Task item ▸ Where the data below has the string "title", return the whole line.

Provided records ▸
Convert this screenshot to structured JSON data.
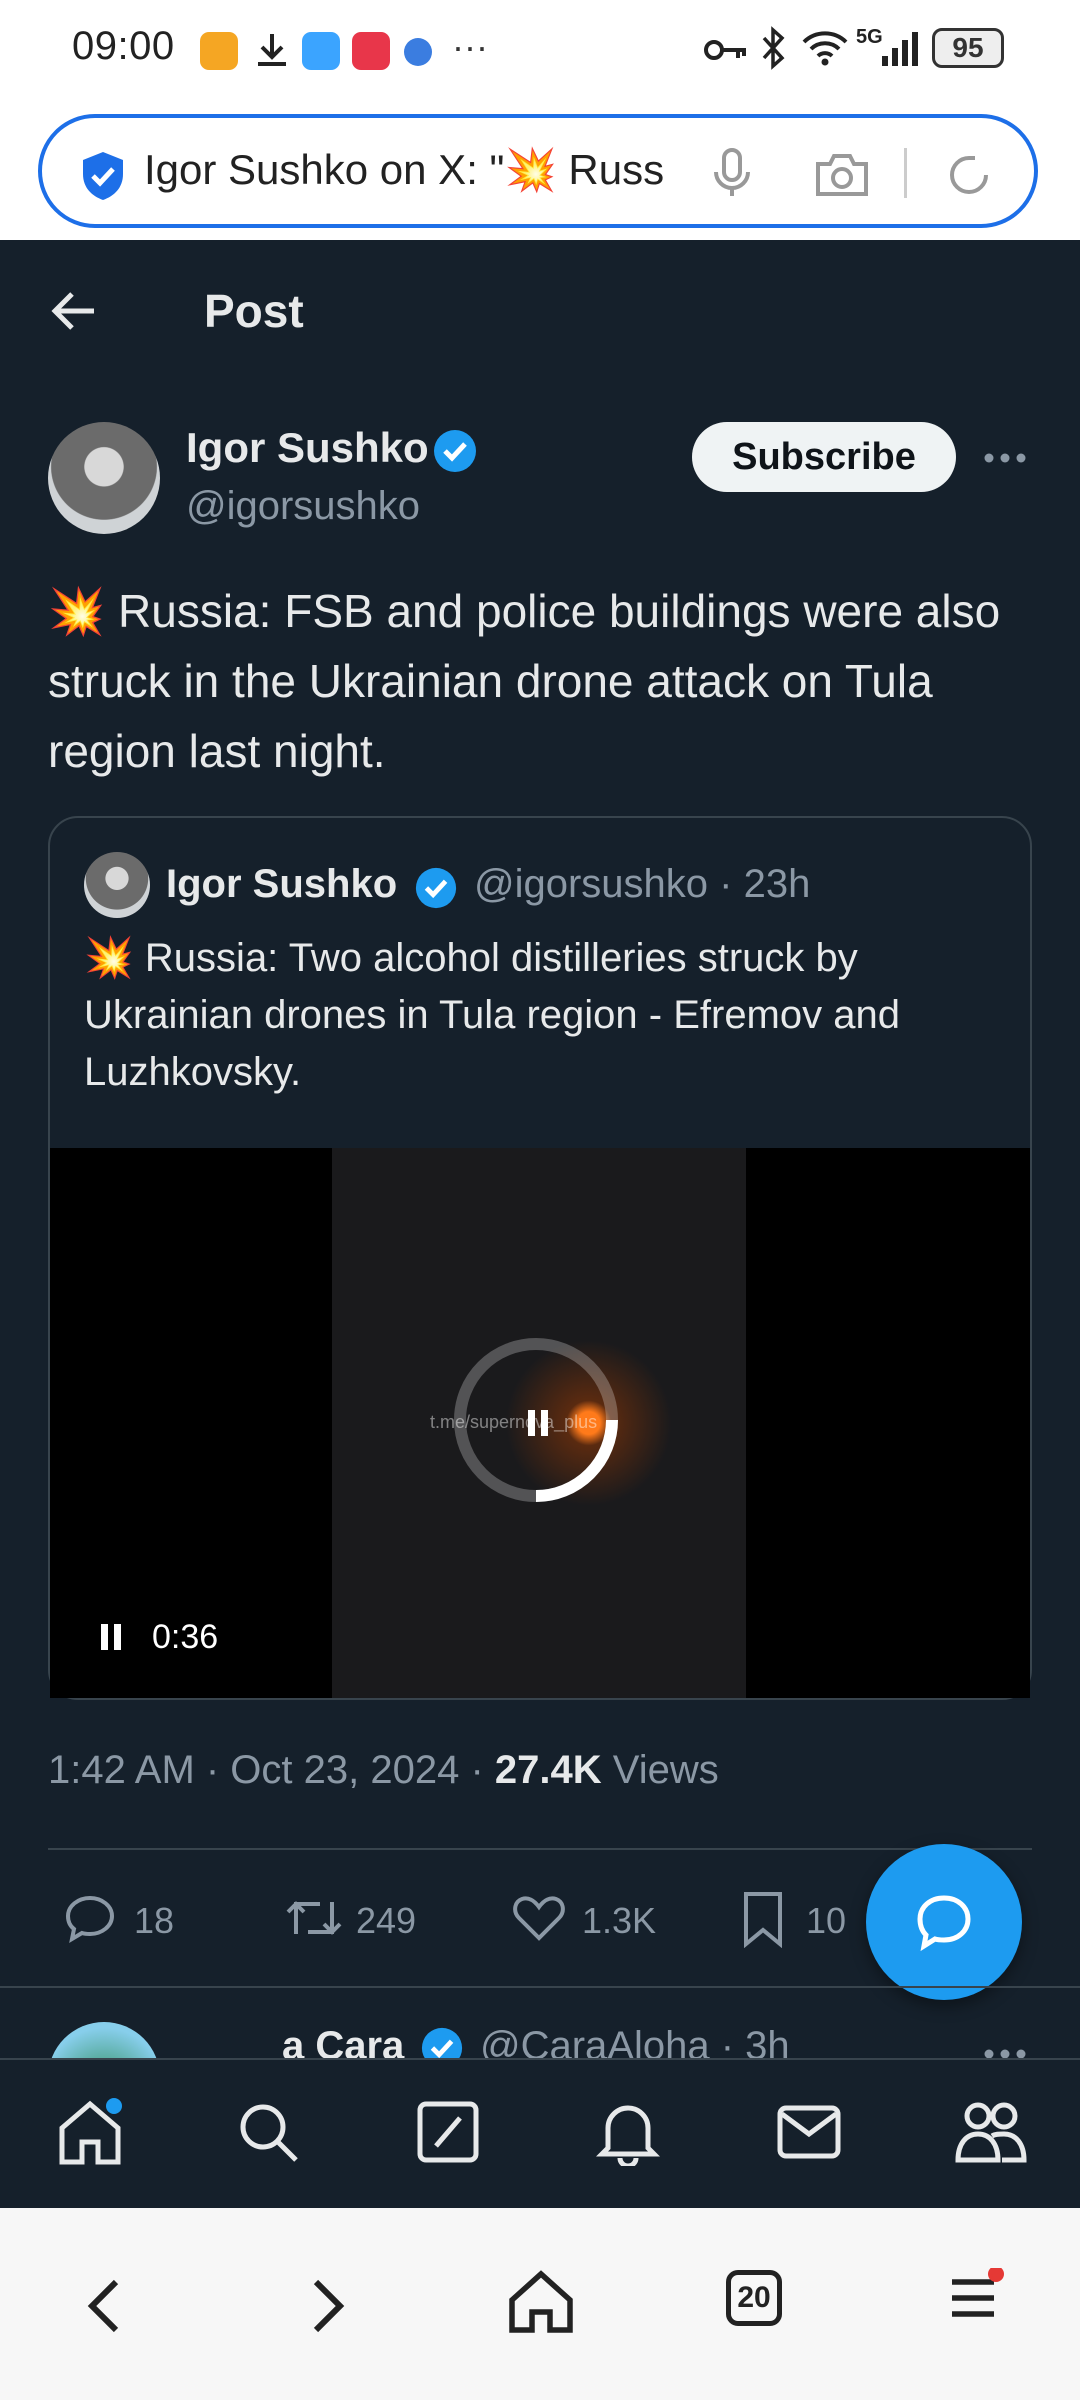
{
  "status_bar": {
    "time": "09:00",
    "more": "···",
    "network": "5G",
    "battery": "95"
  },
  "browser": {
    "url_text": "Igor Sushko on X: \"💥 Russ"
  },
  "header": {
    "title": "Post"
  },
  "post": {
    "author_name": "Igor Sushko",
    "author_handle": "@igorsushko",
    "subscribe_label": "Subscribe",
    "text": "💥 Russia: FSB and police buildings were also struck in the Ukrainian drone attack on Tula region last night.",
    "time": "1:42 AM · Oct 23, 2024 · ",
    "views_count": "27.4K",
    "views_label": " Views",
    "replies": "18",
    "reposts": "249",
    "likes": "1.3K",
    "bookmarks": "10"
  },
  "quoted": {
    "author_name": "Igor Sushko",
    "meta": "@igorsushko · 23h",
    "text": "💥 Russia: Two alcohol distilleries struck by Ukrainian drones in Tula region - Efremov and Luzhkovsky.",
    "video_duration": "0:36",
    "video_watermark": "t.me/supernova_plus"
  },
  "next_post": {
    "author_name": "a Cara",
    "meta": "@CaraAloha · 3h"
  },
  "browser_nav": {
    "tab_count": "20"
  },
  "colors": {
    "background": "#15202b",
    "accent": "#1d9bf0",
    "text": "#e7e9ea",
    "muted": "#8b98a5"
  }
}
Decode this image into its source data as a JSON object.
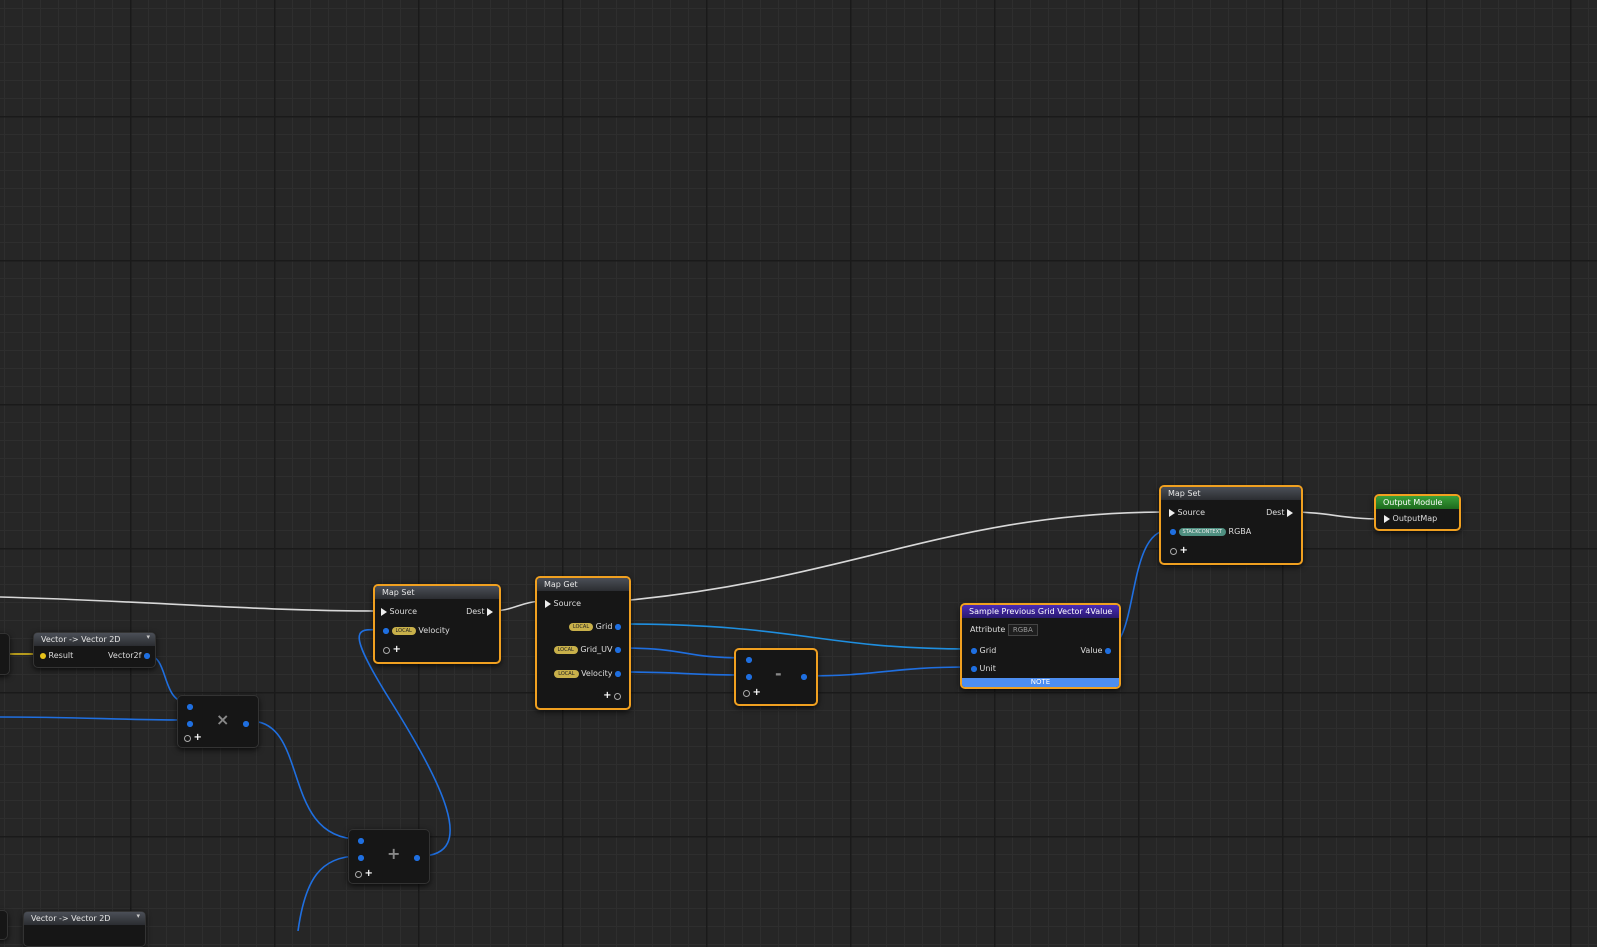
{
  "nodes": {
    "vec2d_a": {
      "title": "Vector -> Vector 2D",
      "in_label": "Result",
      "out_label": "Vector2f"
    },
    "map_set_1": {
      "title": "Map Set",
      "source": "Source",
      "dest": "Dest",
      "badge": "LOCAL",
      "param": "Velocity"
    },
    "map_get": {
      "title": "Map Get",
      "source": "Source",
      "badge": "LOCAL",
      "outputs": [
        "Grid",
        "Grid_UV",
        "Velocity"
      ]
    },
    "subtract": {
      "symbol": "-"
    },
    "sample_grid": {
      "title": "Sample Previous Grid Vector 4Value",
      "attribute_label": "Attribute",
      "attribute_value": "RGBA",
      "grid": "Grid",
      "unit": "Unit",
      "value": "Value",
      "note": "NOTE"
    },
    "map_set_2": {
      "title": "Map Set",
      "source": "Source",
      "dest": "Dest",
      "badge": "STACKCONTEXT",
      "param": "RGBA"
    },
    "output_module": {
      "title": "Output Module",
      "pin": "OutputMap"
    },
    "multiply": {
      "symbol": "×"
    },
    "add": {
      "symbol": "+"
    },
    "vec2d_b": {
      "title": "Vector -> Vector 2D"
    }
  },
  "colors": {
    "selection": "#f0a020",
    "exec_wire": "#d8d8d8",
    "vector_wire": "#1f6fe0",
    "float_wire": "#e6c21a"
  }
}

Response to the exercise ▸
    "title": "Post"
      "title": "Vector -> Vector 2D",
      "title": "Map Set",
      "title": "Map Get",
      "title": "Sample Previous Grid Vector 4Value",
      "title": "Map Set",
      "title": "Output Module",
      "title": "Vector -> Vector 2D"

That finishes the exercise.